[Data in this exercise — start]
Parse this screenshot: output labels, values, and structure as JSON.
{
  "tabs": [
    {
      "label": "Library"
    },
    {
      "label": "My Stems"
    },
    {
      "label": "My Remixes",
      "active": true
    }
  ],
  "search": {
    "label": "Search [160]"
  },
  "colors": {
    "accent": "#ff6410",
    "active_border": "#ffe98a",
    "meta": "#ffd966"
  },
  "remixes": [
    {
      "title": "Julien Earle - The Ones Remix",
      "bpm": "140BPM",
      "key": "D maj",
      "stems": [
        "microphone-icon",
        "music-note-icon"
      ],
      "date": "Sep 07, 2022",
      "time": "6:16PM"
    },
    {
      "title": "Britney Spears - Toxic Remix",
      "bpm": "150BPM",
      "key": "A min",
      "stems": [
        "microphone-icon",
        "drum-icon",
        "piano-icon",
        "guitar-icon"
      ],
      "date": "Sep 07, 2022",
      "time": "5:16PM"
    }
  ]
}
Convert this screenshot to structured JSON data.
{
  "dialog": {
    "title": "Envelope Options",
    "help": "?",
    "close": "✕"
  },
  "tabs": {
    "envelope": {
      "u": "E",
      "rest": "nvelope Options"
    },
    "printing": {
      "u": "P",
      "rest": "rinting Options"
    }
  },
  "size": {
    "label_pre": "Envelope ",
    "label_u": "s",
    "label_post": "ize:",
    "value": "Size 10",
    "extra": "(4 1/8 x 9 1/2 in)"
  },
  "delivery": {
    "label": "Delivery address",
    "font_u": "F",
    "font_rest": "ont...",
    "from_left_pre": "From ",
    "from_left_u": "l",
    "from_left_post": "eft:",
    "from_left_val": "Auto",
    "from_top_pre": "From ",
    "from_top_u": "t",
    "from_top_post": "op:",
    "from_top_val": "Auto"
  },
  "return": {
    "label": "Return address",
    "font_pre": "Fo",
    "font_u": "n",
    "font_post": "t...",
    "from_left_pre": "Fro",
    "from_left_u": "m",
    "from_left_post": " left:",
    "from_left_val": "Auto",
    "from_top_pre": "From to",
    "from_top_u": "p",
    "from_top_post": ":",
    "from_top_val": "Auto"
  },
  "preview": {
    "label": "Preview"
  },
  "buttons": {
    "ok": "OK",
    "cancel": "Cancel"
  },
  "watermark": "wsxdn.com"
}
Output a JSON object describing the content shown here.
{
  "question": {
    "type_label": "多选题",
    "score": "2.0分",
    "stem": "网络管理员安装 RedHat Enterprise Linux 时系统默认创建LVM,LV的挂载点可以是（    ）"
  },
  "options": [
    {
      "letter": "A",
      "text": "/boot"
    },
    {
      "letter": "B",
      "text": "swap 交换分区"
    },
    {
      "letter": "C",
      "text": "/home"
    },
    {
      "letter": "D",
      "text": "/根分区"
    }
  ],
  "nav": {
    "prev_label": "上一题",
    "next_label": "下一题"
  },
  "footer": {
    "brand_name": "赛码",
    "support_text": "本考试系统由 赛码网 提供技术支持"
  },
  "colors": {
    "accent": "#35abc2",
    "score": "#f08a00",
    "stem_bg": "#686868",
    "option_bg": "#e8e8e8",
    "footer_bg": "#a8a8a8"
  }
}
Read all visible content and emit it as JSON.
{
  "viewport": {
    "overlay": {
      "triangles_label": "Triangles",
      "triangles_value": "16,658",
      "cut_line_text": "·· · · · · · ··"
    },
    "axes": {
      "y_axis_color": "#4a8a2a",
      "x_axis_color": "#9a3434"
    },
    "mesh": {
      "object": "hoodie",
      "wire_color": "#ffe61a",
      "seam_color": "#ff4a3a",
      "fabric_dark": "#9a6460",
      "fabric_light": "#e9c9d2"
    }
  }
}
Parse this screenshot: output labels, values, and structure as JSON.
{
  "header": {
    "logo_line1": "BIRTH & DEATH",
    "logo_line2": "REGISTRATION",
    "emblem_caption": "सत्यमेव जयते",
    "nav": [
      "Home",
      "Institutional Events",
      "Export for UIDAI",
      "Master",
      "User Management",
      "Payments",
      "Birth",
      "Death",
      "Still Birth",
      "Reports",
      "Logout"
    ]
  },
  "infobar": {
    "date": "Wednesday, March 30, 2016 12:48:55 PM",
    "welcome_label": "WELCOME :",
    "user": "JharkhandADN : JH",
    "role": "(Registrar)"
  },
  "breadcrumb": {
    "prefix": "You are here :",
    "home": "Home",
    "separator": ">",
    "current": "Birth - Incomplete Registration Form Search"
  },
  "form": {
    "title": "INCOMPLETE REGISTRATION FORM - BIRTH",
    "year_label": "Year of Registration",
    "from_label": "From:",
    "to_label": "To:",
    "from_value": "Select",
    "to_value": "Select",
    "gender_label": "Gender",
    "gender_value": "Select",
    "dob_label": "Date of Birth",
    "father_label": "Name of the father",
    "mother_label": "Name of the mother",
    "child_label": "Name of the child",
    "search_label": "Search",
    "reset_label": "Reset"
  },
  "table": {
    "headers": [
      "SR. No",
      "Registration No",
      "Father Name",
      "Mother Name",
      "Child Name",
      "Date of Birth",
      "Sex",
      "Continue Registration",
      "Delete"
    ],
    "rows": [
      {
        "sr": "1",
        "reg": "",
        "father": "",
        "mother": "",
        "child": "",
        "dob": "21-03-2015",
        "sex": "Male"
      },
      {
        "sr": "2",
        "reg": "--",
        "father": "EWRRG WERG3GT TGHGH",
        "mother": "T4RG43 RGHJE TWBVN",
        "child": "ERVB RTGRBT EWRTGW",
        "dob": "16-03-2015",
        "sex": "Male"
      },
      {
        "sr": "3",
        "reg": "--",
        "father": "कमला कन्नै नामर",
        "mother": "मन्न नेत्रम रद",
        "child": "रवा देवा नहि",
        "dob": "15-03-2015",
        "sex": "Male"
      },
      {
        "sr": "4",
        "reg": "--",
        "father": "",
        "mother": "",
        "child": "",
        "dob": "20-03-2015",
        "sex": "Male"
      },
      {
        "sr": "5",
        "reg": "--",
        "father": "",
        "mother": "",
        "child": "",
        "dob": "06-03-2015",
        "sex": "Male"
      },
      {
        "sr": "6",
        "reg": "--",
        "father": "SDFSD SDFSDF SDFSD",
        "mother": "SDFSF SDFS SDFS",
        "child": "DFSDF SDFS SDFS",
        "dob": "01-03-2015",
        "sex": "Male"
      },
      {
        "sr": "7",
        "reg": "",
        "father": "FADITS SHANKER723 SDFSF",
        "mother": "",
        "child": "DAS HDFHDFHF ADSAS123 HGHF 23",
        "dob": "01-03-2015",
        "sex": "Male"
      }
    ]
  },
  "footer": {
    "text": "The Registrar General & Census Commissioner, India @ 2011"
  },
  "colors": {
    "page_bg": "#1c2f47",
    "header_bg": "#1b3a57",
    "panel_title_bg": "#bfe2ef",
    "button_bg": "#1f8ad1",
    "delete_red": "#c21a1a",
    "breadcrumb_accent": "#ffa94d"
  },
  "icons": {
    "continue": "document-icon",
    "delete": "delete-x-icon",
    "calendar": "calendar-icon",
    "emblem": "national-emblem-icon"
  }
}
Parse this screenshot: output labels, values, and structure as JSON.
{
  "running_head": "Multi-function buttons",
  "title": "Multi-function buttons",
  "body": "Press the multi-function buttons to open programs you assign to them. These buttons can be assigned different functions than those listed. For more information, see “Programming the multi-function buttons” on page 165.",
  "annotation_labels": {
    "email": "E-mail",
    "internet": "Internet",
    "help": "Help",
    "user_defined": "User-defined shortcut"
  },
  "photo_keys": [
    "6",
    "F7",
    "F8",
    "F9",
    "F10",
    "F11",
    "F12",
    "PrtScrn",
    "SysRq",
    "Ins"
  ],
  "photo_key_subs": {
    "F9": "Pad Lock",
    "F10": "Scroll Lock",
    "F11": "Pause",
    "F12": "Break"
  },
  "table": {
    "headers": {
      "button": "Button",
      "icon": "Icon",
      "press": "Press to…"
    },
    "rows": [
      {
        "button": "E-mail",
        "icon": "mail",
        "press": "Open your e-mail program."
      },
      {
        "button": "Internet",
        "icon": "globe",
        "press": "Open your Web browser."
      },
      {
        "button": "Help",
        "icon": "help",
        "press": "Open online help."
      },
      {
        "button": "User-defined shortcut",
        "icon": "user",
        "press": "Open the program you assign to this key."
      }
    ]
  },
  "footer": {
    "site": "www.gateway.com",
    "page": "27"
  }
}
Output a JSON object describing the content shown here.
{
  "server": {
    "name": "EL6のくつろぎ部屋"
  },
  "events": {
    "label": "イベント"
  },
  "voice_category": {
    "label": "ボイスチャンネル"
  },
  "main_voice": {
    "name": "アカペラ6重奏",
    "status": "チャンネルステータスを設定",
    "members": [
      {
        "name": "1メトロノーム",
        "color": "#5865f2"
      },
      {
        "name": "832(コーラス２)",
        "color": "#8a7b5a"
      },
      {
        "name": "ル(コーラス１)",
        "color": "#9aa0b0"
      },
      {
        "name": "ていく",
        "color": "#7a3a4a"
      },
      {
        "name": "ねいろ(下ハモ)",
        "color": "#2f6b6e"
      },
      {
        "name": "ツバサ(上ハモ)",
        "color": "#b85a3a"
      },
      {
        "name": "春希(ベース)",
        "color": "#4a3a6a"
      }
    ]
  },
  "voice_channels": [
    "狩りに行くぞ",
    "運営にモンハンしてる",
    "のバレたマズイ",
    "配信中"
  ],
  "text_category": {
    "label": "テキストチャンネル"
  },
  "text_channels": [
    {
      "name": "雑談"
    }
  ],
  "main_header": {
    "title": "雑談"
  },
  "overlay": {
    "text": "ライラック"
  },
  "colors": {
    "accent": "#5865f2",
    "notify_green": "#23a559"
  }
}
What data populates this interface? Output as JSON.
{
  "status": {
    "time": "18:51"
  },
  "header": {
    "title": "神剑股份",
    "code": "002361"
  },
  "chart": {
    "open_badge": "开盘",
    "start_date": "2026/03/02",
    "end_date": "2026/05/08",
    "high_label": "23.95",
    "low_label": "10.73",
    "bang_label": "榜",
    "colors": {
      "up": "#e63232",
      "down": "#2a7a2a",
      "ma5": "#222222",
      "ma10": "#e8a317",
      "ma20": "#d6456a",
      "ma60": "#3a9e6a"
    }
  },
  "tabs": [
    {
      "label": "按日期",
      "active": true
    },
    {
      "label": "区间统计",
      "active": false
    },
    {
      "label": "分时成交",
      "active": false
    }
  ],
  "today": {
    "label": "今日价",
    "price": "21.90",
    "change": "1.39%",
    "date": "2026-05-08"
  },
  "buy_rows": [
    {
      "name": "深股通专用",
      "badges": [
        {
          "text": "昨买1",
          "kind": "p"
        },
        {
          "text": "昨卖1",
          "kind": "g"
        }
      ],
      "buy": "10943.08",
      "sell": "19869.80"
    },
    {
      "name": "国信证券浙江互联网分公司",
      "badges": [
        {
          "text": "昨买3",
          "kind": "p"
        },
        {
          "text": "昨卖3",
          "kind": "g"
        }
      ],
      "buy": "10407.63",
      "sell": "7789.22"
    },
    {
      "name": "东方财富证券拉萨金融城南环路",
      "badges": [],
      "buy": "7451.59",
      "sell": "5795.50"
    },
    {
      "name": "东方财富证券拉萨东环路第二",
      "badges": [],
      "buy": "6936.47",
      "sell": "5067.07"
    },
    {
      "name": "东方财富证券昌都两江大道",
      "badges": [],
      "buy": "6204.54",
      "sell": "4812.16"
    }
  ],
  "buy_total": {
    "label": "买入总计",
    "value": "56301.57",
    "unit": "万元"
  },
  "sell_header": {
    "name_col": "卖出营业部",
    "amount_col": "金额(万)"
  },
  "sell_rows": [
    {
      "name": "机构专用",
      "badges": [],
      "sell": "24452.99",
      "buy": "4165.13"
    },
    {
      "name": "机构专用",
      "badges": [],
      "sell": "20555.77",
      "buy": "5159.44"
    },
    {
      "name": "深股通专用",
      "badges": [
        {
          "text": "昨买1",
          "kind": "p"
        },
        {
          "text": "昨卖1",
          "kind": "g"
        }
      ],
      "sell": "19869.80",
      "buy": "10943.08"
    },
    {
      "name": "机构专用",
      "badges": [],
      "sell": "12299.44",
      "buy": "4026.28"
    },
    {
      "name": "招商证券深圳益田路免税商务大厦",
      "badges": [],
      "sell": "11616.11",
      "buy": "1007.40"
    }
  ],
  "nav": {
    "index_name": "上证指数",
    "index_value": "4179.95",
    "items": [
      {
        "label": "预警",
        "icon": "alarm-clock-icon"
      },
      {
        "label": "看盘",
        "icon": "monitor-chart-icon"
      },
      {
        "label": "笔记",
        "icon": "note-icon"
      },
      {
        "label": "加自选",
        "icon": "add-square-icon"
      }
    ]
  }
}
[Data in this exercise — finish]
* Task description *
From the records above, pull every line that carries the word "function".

* Output for this exercise *
  "running_head": "Multi-function buttons",
  "title": "Multi-function buttons",
  "body": "Press the multi-function buttons to open programs you assign to them. These buttons can be assigned different functions than those listed. For more information, see “Programming the multi-function buttons” on page 165.",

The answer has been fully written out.